Duemig: [laughs] I wouldn’t either, as far as that’s concerned. It’s got to be a general manager’s nightmare to sit there and watch your team. You want them to be able to play but you’re holding your breath, are you not?
Yzerman: I don’t worry too much. The guys - I’m glad they’re there. I want them to play. The reality is that they can get hurt crossing the street, so I just don’t worry about it. I think it’s a good experience for them.
Duemig: Alright, well good. That’s fine with me. We’re watching [Nikita] Kucherov play with the Russian team. I will ask about his statements post-season, but he’s putting that all behind him. He’s got I think six goals already and doing some good things in the World Championships.
Yzerman: Yeah, he’s a great player. I think they’ve got him on a line with [Chicago Blackhawks forward Artemi] Panarin. I know he’s played a little bit with Vladdy. He’s an elite player. I expect him to do well over there.
Duemig: You have to be starting your planning in two more years. Is it two more or three more?
Yzerman: Two more, yeah. His contract is up in two [years]. For sure we’ll have to make sure we have the cap space available, assuming he continues on the career path he’s on. Again, I expect him to get even better. We’ll be prepared for that when the time comes.
Duemig: Well I would ask you, is he on the level with Stamkos as far as the scoring is concerned?
Yzerman: He’s a little bit different type of player than Stammer. He hasn’t been in the league - like Stammer’s done it year after year after year. Kuch is on his way to that level. We see him as an elite forward in the NHL, just like Stammer.
Duemig: Well Steve, I appreciate you calling in. It’s a treat to get to talk to you in the off-season. I’ll see you up in Chicago at the draft. I want to get back in the swing of things and Chicago is a special place for me. Thank you very much for joining us. Take it easy.
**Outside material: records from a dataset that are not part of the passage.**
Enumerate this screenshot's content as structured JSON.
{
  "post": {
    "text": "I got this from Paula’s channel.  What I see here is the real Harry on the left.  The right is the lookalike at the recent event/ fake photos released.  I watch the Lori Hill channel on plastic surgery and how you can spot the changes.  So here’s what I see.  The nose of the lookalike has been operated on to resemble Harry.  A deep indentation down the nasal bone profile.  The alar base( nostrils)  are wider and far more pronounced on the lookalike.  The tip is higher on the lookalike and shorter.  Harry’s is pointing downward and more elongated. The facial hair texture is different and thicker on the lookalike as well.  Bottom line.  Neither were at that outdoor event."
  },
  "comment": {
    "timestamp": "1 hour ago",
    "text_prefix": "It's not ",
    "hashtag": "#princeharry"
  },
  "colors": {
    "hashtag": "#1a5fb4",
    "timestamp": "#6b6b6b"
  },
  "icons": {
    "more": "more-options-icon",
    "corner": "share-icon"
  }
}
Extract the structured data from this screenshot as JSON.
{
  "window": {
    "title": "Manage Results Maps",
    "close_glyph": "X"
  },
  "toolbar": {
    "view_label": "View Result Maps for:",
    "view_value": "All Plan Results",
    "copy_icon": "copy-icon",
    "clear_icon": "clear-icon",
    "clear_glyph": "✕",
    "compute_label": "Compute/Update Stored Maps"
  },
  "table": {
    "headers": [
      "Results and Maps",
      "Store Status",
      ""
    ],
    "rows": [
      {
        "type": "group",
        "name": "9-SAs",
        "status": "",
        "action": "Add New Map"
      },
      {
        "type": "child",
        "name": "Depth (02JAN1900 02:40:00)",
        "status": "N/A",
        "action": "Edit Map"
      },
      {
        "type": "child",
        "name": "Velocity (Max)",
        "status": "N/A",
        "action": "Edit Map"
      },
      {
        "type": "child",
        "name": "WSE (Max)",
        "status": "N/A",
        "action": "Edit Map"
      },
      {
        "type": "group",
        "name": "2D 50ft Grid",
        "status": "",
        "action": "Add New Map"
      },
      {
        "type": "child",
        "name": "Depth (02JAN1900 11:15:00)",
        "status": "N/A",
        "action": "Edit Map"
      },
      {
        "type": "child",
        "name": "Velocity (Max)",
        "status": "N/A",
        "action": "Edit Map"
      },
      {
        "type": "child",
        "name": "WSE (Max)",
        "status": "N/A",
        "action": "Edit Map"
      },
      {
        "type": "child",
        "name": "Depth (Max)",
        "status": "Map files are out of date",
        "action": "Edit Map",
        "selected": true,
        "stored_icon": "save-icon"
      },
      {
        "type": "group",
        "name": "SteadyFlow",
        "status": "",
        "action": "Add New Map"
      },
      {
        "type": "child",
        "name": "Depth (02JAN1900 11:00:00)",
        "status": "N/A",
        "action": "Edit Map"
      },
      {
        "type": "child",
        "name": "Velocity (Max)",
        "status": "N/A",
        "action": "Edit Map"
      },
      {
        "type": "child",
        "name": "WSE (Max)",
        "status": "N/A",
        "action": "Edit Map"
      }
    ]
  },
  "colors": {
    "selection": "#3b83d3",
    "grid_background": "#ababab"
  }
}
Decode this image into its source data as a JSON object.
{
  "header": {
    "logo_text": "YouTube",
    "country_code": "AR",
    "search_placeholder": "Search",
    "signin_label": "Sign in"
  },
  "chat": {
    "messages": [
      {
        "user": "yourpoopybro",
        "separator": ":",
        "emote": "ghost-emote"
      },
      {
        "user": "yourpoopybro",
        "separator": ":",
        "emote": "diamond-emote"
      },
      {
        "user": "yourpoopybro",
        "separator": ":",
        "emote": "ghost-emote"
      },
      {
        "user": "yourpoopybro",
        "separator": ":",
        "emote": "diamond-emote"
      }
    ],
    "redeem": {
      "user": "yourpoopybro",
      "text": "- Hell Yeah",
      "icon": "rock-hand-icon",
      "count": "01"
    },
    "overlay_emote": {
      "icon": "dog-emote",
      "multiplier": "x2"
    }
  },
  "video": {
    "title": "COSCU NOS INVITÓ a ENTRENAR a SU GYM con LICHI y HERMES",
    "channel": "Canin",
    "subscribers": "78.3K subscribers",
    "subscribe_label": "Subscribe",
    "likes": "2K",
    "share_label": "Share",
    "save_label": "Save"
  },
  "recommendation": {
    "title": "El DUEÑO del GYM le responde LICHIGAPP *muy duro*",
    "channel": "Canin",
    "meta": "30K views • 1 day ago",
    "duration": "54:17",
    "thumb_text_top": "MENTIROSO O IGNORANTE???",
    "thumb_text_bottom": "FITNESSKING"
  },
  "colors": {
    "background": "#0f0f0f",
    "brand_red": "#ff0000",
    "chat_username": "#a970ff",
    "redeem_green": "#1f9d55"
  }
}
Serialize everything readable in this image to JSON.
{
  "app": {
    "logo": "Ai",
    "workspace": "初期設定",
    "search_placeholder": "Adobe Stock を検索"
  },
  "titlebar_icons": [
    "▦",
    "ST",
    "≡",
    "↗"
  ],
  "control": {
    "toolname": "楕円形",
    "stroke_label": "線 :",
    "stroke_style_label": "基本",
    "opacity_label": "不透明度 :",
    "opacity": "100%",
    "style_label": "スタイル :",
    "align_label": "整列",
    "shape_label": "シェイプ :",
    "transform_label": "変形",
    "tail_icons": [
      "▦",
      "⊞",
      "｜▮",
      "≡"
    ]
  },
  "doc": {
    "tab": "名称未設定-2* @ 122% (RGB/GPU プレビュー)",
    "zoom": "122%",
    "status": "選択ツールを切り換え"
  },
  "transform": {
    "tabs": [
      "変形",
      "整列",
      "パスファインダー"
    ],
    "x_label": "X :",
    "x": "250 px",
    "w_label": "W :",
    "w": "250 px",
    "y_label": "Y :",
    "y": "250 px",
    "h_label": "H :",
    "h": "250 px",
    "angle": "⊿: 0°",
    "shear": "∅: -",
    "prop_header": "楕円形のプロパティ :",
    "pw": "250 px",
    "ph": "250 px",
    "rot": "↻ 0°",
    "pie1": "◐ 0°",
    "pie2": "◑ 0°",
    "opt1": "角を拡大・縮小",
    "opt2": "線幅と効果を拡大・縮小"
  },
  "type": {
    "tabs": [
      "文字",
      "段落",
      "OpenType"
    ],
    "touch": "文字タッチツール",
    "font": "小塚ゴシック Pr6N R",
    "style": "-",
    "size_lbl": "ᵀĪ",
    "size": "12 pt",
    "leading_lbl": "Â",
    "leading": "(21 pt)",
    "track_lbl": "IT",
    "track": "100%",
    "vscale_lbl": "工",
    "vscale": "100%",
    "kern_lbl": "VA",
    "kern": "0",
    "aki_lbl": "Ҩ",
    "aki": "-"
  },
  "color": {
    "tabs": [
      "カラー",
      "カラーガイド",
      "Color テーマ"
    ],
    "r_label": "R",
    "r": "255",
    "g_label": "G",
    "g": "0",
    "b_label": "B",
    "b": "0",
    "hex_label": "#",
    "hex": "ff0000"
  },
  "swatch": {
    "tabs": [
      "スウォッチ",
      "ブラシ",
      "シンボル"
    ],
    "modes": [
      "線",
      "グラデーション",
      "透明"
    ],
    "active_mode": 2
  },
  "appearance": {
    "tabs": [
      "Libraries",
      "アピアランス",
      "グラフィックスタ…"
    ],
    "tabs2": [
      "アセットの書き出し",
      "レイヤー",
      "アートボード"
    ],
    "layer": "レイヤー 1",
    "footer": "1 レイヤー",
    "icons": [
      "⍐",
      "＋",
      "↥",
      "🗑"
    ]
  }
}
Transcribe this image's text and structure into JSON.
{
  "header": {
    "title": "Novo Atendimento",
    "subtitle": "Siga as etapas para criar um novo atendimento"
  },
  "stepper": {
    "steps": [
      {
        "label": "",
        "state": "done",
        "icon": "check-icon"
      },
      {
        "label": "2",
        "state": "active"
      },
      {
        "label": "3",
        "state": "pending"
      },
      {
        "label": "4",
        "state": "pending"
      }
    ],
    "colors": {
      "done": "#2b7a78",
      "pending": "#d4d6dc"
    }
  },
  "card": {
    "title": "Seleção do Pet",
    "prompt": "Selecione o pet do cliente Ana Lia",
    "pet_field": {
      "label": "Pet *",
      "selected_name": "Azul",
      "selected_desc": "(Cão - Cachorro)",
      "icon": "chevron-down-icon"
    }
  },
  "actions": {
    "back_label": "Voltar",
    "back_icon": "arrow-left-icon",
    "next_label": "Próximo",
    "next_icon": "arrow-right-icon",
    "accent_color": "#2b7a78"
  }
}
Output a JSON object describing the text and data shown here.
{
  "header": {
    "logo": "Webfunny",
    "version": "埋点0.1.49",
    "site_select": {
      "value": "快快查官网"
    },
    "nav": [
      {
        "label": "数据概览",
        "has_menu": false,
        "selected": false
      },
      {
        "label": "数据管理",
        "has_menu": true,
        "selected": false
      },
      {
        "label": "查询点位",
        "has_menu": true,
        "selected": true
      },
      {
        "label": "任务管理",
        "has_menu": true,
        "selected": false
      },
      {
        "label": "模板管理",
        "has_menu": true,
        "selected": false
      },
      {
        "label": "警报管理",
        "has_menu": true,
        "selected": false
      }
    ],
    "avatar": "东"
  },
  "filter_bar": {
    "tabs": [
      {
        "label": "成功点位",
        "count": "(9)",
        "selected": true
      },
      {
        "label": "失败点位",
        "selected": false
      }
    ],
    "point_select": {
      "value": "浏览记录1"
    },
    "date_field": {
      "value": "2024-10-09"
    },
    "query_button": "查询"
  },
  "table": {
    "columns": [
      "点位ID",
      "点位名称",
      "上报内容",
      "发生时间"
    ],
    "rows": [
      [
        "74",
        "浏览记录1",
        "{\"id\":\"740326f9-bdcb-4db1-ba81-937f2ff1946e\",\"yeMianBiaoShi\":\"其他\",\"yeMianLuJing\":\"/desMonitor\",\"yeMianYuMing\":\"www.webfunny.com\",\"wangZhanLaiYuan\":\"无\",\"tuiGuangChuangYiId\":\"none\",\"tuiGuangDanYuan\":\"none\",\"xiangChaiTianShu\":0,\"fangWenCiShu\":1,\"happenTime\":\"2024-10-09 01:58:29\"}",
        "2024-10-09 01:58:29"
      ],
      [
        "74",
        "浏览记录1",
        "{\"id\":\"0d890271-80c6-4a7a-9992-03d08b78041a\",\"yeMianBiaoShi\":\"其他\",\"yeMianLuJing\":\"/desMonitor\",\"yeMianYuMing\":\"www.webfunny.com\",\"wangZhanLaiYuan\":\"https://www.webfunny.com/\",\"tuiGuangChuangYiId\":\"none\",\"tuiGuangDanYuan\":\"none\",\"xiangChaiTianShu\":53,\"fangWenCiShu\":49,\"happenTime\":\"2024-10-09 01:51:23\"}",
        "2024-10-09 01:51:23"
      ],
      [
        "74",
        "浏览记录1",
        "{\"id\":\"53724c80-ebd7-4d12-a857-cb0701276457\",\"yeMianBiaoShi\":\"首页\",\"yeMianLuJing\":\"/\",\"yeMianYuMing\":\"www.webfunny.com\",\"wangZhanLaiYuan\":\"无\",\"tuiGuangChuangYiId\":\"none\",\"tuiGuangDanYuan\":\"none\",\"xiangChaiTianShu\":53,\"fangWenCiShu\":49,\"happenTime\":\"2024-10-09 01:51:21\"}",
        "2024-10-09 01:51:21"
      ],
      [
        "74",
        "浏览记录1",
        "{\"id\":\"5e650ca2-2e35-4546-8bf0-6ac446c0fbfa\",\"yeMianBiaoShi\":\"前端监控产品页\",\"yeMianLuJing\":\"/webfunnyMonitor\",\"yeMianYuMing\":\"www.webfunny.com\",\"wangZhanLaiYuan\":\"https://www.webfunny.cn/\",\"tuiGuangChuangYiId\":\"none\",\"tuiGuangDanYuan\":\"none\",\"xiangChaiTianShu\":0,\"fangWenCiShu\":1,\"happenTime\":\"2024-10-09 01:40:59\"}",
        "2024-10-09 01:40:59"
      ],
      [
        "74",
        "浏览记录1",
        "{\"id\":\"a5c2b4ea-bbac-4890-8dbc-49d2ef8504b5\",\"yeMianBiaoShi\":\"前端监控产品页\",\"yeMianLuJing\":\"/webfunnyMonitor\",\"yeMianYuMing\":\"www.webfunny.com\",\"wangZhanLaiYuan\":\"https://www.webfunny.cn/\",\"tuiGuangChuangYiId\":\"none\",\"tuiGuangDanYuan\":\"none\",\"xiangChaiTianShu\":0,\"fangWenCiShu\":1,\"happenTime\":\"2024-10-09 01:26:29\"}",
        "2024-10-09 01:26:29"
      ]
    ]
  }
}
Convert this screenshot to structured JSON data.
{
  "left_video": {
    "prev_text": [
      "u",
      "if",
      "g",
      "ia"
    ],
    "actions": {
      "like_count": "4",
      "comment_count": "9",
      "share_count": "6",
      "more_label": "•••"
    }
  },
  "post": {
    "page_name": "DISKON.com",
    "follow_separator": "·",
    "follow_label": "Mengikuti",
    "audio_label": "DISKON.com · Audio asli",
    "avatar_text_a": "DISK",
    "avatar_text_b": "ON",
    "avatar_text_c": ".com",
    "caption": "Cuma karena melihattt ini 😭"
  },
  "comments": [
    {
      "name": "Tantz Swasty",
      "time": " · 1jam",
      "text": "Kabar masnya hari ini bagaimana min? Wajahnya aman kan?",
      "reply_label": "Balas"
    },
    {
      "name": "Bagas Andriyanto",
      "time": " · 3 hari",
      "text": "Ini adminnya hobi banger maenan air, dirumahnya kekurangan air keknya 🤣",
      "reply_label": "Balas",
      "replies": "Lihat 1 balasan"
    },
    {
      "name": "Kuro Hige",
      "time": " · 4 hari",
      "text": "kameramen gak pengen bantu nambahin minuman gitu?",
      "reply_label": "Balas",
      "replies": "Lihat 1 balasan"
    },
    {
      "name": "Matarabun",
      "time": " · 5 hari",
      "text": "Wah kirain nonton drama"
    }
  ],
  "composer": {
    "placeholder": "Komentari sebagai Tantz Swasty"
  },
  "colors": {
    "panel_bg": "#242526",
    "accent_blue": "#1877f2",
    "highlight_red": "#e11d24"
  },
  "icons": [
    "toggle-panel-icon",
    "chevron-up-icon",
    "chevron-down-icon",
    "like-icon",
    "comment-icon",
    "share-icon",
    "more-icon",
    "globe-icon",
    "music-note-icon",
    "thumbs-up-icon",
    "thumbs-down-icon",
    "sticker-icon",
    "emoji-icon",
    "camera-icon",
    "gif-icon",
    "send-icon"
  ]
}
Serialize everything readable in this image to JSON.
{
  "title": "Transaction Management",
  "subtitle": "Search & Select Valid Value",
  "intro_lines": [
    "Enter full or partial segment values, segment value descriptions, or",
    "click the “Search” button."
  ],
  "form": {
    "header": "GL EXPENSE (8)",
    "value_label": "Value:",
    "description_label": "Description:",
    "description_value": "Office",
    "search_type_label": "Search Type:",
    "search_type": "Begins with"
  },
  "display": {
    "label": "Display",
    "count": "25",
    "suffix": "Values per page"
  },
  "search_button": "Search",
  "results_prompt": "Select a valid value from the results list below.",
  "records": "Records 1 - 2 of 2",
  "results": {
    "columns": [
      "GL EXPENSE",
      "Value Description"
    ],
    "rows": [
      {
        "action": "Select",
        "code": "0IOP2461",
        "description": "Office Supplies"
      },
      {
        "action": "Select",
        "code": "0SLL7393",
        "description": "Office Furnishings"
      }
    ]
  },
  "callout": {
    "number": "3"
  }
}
Yzerman: [chuckles] All right Steve. You take it easy. I’ll see you in Chicago.
Duemig: All right. I’ll definitely be taking it easy. Thank you. Steve Yzerman, our guest. A little bit early, but you take him when you can get him. That’s a bonus.